The California commute and its adverse implications for health status
Lancaster is also hoping to make its communities more pedestrian-friendly. Last month, the City Council revised its residential zoning ordinance to provide incentives for infill development and to require developers to include pedestrian and bicycle connections to nearby amenities.
Lancaster Mayor R. Rex Parris said residents’ long commutes concern him, adding that he knows hundreds of families who endure debilitating treks to the office.
“The mother and father spend most of their productive hours on the freeway,” Parris said. “It’s just not a good way to live.”
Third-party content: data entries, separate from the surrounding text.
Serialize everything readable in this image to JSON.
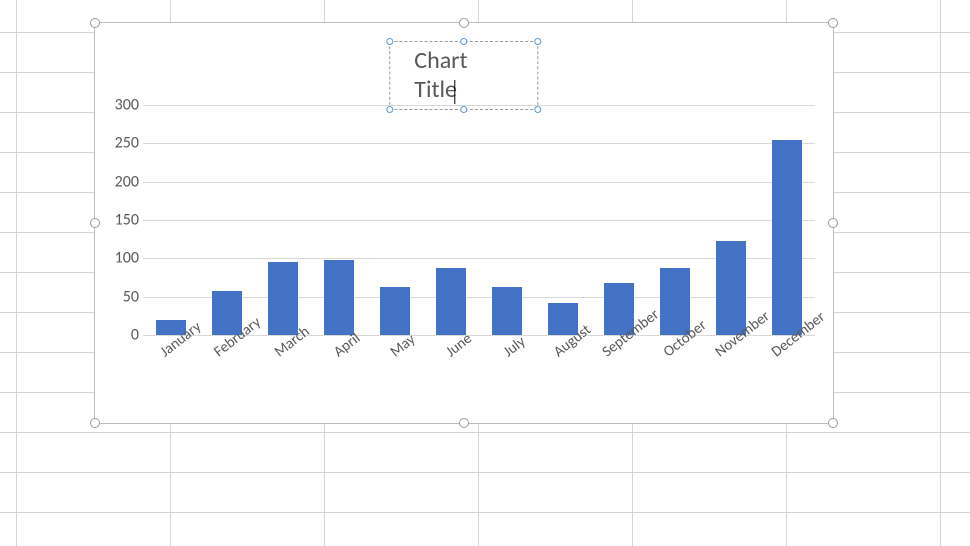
{
  "chart_data": {
    "type": "bar",
    "title": "Chart Title",
    "categories": [
      "January",
      "February",
      "March",
      "April",
      "May",
      "June",
      "July",
      "August",
      "September",
      "October",
      "November",
      "December"
    ],
    "values": [
      20,
      58,
      95,
      98,
      62,
      88,
      62,
      42,
      68,
      88,
      122,
      255
    ],
    "ylim": [
      0,
      300
    ],
    "yticks": [
      0,
      50,
      100,
      150,
      200,
      250,
      300
    ],
    "xlabel": "",
    "ylabel": "",
    "series_color": "#4472c4"
  }
}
Parris is right. It’s not only not a good way to live, research indicates the daily commute has adverse health implications. The Antelope Valley is located in California, an automobile-driven state noted for having some of the longest and most congested commutes in the United States, with the San Francisco Bay Area and Silicon Valley leading the nation in so-called “super commutes.”
The state recently formed a Let’s Get Healthy California task force made up of the Golden State’s top health experts. Inexplicably given that commuting is such a big part of Californians’ daily lives, the role of commuting and its adverse affect on health is not discussed anywhere in the task force’s final report. As Mayor Parris implies, if residents are spending all their daily hours working and commuting, once they get home they aren’t going to have time or energy to get the exercise they need for maintaining good health on the pedestrian and bike trails that his city envisions.
Ironically, while Silicon Valley companies produce some of the longest and worst commutes, they have also innovated much of today’s modern information and communications technology that allows those who perform knowledge and information work to get their work done from their communities. It’s absurd Californians would jeopardize their health to drive hours each day to use a computer and telephone in some distant centralized office. And it’s a major oversight this was not addressed by the Let’s Get Healthy California task force.